Which Concentrating Solar Power Technologies will Prevail?

More large solar projects have been approved by the federal government on public lands in the West. One result, assuming they are all built, will be a contemporaneous test of how each concentrating solar power (CSP) technology performs.

“Projects from each of the main Concentrated Solar Power technologies have been backed, so the market really hasn’t picked a winner yet,” said Fred Morse, a senior advisor for Abengoa Solar and also the head of the CSP division for the Solar Energy Industries Association.

The federal Bureau of Land Management (BLM) signed off on six projects on public lands so far, five Concentrated Solar Power and one photovoltaic.

Just this week, the U.S. Interior Department, of which BLM is a part, approved a permit for what will be the world’s biggest solar power plant. The permit for a $6 billion, 1,000-megawatt solar project on federal land in the desert near Blythe, Calif. was issued to Solar Trust of America, a joint venture between Germany’s Solar Millennium AG and privately held Ferrostaal AG.

The Blythe Solar Power Project uses parabolic trough technology where rows of parabolic mirrors focus solar energy on collector tubes. The tubes carry heated oil to a boiler, which sends live steam to a turbine to produce electricity.

Last week, the Interior Department approved the Calico Solar Project. The project was proposed by Tessera Solar of Texas. The Calico Solar Project could produce over 663.5 megawatts of renewable energy in San Bernardino County, Calif.

In early October, Tessera Solar’s Imperial Valley Solar Project became one of the first utility scale projects to be approved by the BLM. The 709-megawatt project is in Imperial Valley, Calif.

Both projects will use the technology of Tessera’s sister company, Stirling Energy System’s SunCatcher technology. The Stirling system uses large concentrating mirrored parabolic dishes that resemble satellite dishes aligned in large arrays. Each dish-shaped surface collects and concentrates solar radiation onto a thermal receiver, positioned or aligned directly above its center, which absorbs the heat and transfers it to an engine generator, the company says.

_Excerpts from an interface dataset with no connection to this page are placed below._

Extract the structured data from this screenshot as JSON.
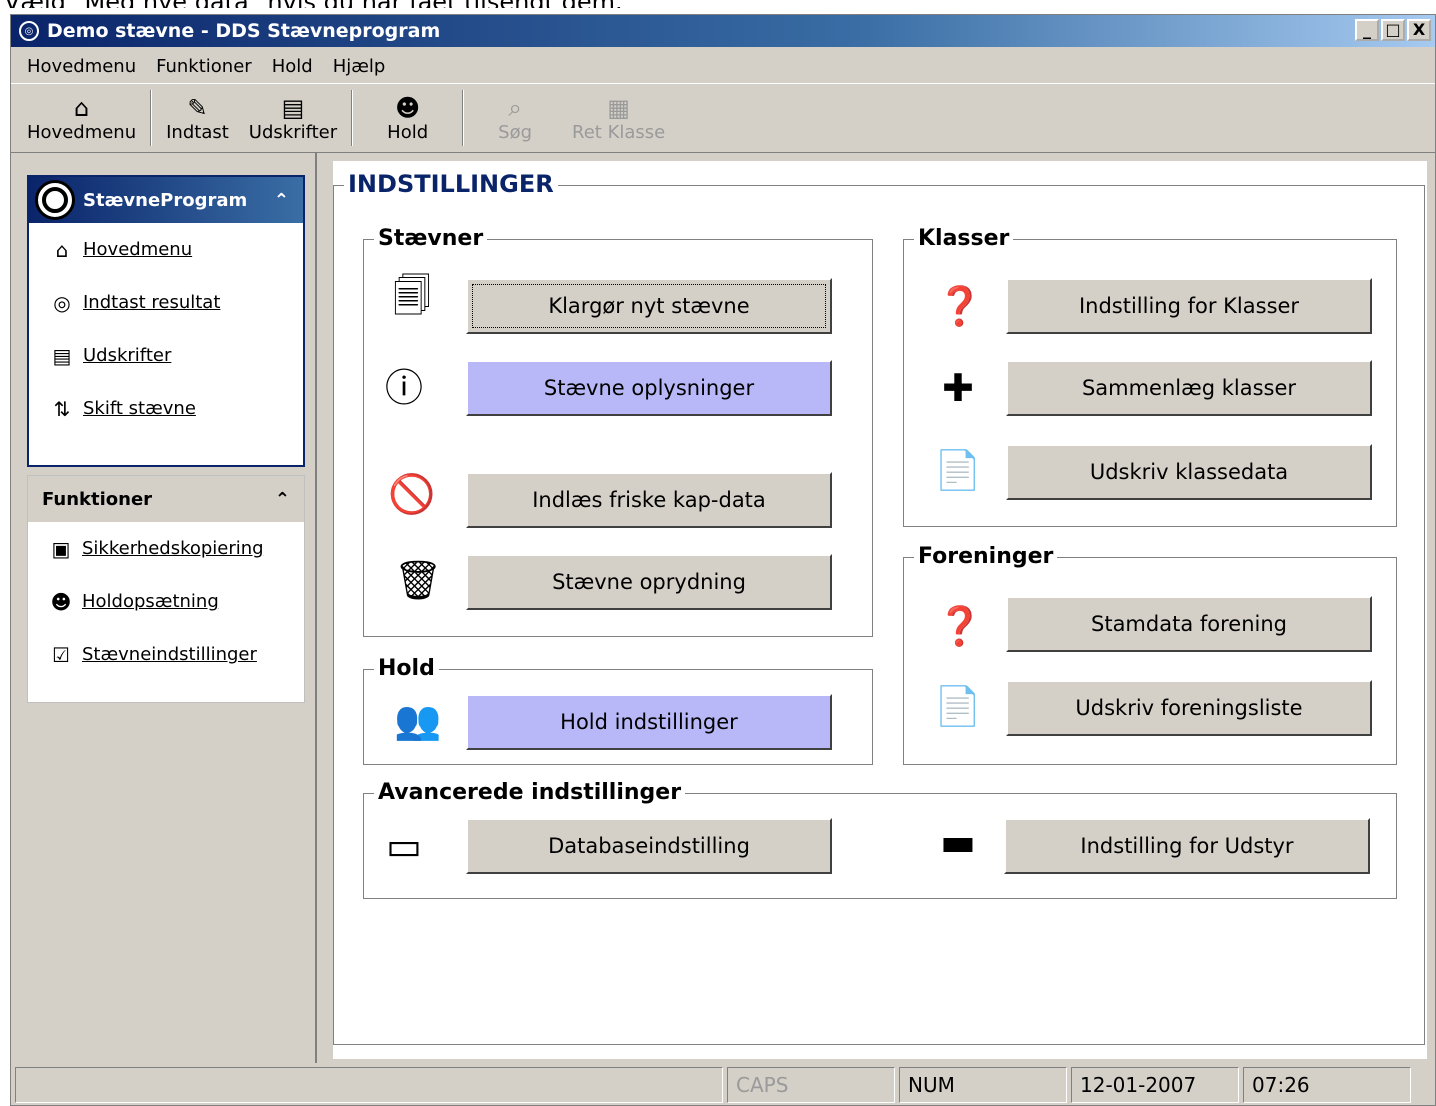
{
  "cut_text": "Vælg \"Med nye data\" hvis du har fået tilsendt dem.",
  "window": {
    "title": "Demo stævne - DDS Stævneprogram",
    "controls": [
      "_",
      "□",
      "X"
    ]
  },
  "menu": [
    "Hovedmenu",
    "Funktioner",
    "Hold",
    "Hjælp"
  ],
  "toolbar": [
    {
      "label": "Hovedmenu",
      "icon": "home-icon",
      "glyph": "⌂",
      "enabled": true
    },
    {
      "label": "Indtast",
      "icon": "pencil-icon",
      "glyph": "✎",
      "enabled": true
    },
    {
      "label": "Udskrifter",
      "icon": "printer-icon",
      "glyph": "▤",
      "enabled": true
    },
    {
      "label": "Hold",
      "icon": "team-icon",
      "glyph": "☻",
      "enabled": true
    },
    {
      "label": "Søg",
      "icon": "search-icon",
      "glyph": "⌕",
      "enabled": false
    },
    {
      "label": "Ret Klasse",
      "icon": "edit-class-icon",
      "glyph": "▦",
      "enabled": false
    }
  ],
  "sidebar": {
    "panel1": {
      "title": "StævneProgram",
      "items": [
        {
          "label": "Hovedmenu",
          "icon": "home-icon",
          "glyph": "⌂"
        },
        {
          "label": "Indtast resultat",
          "icon": "target-icon",
          "glyph": "◎"
        },
        {
          "label": "Udskrifter",
          "icon": "printer-icon",
          "glyph": "▤"
        },
        {
          "label": "Skift stævne",
          "icon": "switch-icon",
          "glyph": "⇅"
        }
      ]
    },
    "panel2": {
      "title": "Funktioner",
      "items": [
        {
          "label": "Sikkerhedskopiering",
          "icon": "save-icon",
          "glyph": "▣"
        },
        {
          "label": "Holdopsætning",
          "icon": "team-icon",
          "glyph": "☻"
        },
        {
          "label": "Stævneindstillinger",
          "icon": "settings-check-icon",
          "glyph": "☑"
        }
      ]
    },
    "collapse_glyph": "⌃"
  },
  "main": {
    "title": "INDSTILLINGER",
    "staevner": {
      "title": "Stævner",
      "buttons": [
        "Klargør nyt stævne",
        "Stævne oplysninger",
        "Indlæs friske kap-data",
        "Stævne oprydning"
      ]
    },
    "hold": {
      "title": "Hold",
      "buttons": [
        "Hold indstillinger"
      ]
    },
    "klasser": {
      "title": "Klasser",
      "buttons": [
        "Indstilling for Klasser",
        "Sammenlæg klasser",
        "Udskriv klassedata"
      ]
    },
    "foreninger": {
      "title": "Foreninger",
      "buttons": [
        "Stamdata forening",
        "Udskriv foreningsliste"
      ]
    },
    "avanceret": {
      "title": "Avancerede indstillinger",
      "buttons": [
        "Databaseindstilling",
        "Indstilling for Udstyr"
      ]
    }
  },
  "status": [
    "",
    "CAPS",
    "NUM",
    "12-01-2007",
    "07:26"
  ]
}
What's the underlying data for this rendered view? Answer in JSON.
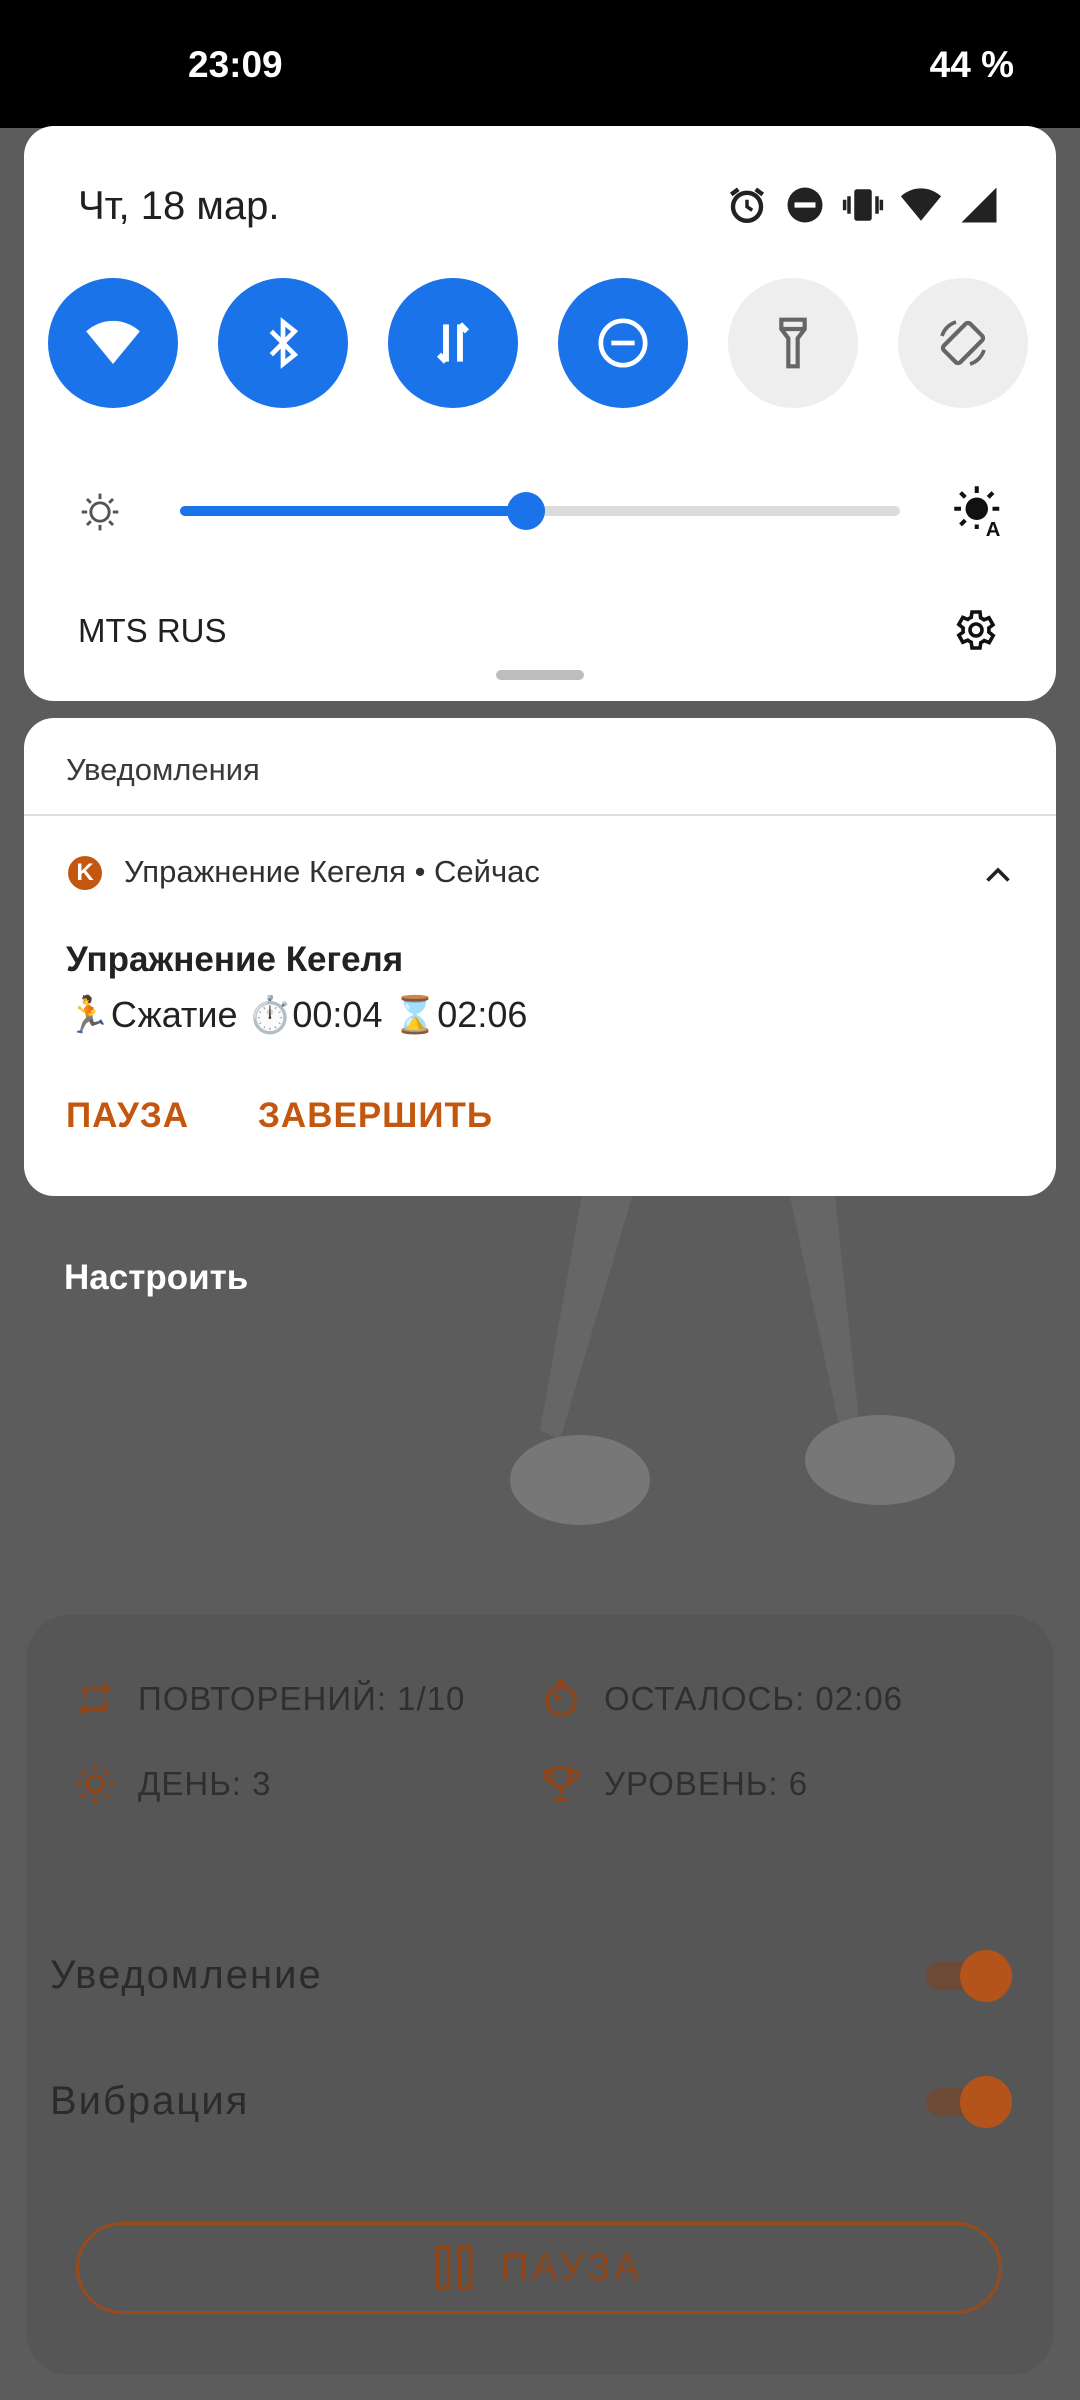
{
  "status_bar": {
    "time": "23:09",
    "battery": "44 %"
  },
  "quick_settings": {
    "date": "Чт, 18 мар.",
    "brightness_level": 0.48,
    "carrier": "MTS RUS",
    "tiles": [
      {
        "name": "wifi",
        "on": true
      },
      {
        "name": "bluetooth",
        "on": true
      },
      {
        "name": "mobile-data",
        "on": true
      },
      {
        "name": "do-not-disturb",
        "on": true
      },
      {
        "name": "flashlight",
        "on": false
      },
      {
        "name": "auto-rotate",
        "on": false
      }
    ]
  },
  "notifications": {
    "header": "Уведомления",
    "app_icon_letter": "K",
    "app_line": "Упражнение Кегеля • Сейчас",
    "title": "Упражнение Кегеля",
    "text": "🏃Сжатие ⏱️00:04 ⌛02:06",
    "actions": [
      "ПАУЗА",
      "ЗАВЕРШИТЬ"
    ]
  },
  "customize_label": "Настроить",
  "background_app": {
    "stats": {
      "repeats": "ПОВТОРЕНИЙ: 1/10",
      "remaining": "ОСТАЛОСЬ: 02:06",
      "day": "ДЕНЬ: 3",
      "level": "УРОВЕНЬ: 6"
    },
    "toggles": [
      {
        "label": "Уведомление",
        "on": true
      },
      {
        "label": "Вибрация",
        "on": true
      }
    ],
    "pause_button": "ПАУЗА"
  },
  "colors": {
    "accent": "#1a73e8",
    "app_accent": "#c4570f"
  }
}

A project that employs yet another technology is BrightSource Energy’s Ivanpah project in California, just a few miles from the Nevada border. A 370-megawatt solar thermal project uses thousands of mirrors to track the sun in two dimensions and reflect the sunlight to a boiler that sits atop a tower. The boiler creates superheated steam, which is then piped to a standard turbine where electricity is generated.

A modification of the parabolic trough technology, not in one of the federal sites, will be used in Arizona. Abengoa Solar’s 280 megawatt CPS plant will be installed about 70 miles southwest of Phoenix, near Gila Bend. Solana, with 250 MW nets of power output capacity, is based on parabolic trough technology and thermal storage using molten salts.

This story originally appeared in RenewablesBiz Daily and was written by its editor, Bill Opalca.  www.renewablesbiz.com/